*YOUR GOAL*
The word "name" marks the lines to report; pull each of them from the listing.

*GIVEN ENTRIES*
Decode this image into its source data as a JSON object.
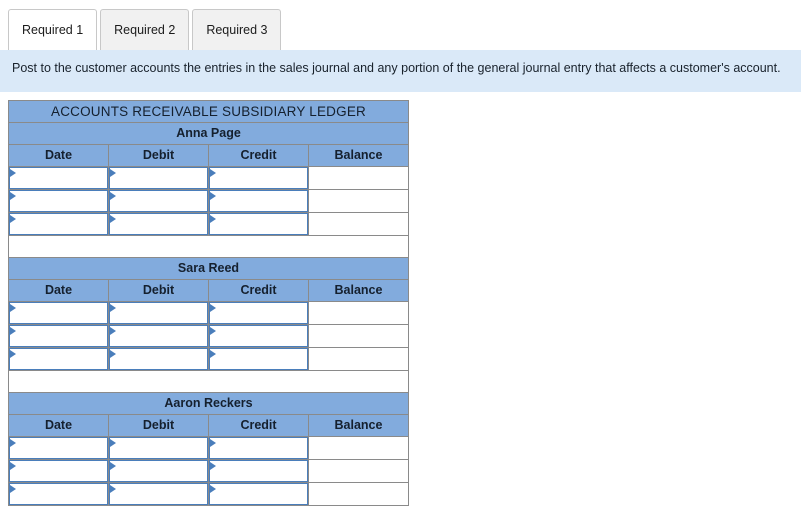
{
  "tabs": [
    {
      "label": "Required 1",
      "active": true
    },
    {
      "label": "Required 2",
      "active": false
    },
    {
      "label": "Required 3",
      "active": false
    }
  ],
  "instructions": {
    "text": "Post to the customer accounts the entries in the sales journal and any portion of the general journal entry that affects a customer's account."
  },
  "ledger": {
    "title": "ACCOUNTS RECEIVABLE SUBSIDIARY LEDGER",
    "columns": [
      "Date",
      "Debit",
      "Credit",
      "Balance"
    ],
    "accounts": [
      {
        "name": "Anna Page",
        "rows": [
          {
            "date": "",
            "debit": "",
            "credit": "",
            "balance": ""
          },
          {
            "date": "",
            "debit": "",
            "credit": "",
            "balance": ""
          },
          {
            "date": "",
            "debit": "",
            "credit": "",
            "balance": ""
          }
        ]
      },
      {
        "name": "Sara Reed",
        "rows": [
          {
            "date": "",
            "debit": "",
            "credit": "",
            "balance": ""
          },
          {
            "date": "",
            "debit": "",
            "credit": "",
            "balance": ""
          },
          {
            "date": "",
            "debit": "",
            "credit": "",
            "balance": ""
          }
        ]
      },
      {
        "name": "Aaron Reckers",
        "rows": [
          {
            "date": "",
            "debit": "",
            "credit": "",
            "balance": ""
          },
          {
            "date": "",
            "debit": "",
            "credit": "",
            "balance": ""
          },
          {
            "date": "",
            "debit": "",
            "credit": "",
            "balance": ""
          }
        ]
      }
    ]
  },
  "colors": {
    "header_blue": "#82abdd",
    "instruction_bg": "#dae9f8",
    "input_border": "#4a7ebb",
    "cell_border": "#8a8a8a",
    "tab_inactive": "#f1f1f1",
    "tab_active": "#ffffff"
  }
}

*RESPONSE*
        "name": "Anna Page",
        "name": "Sara Reed",
        "name": "Aaron Reckers",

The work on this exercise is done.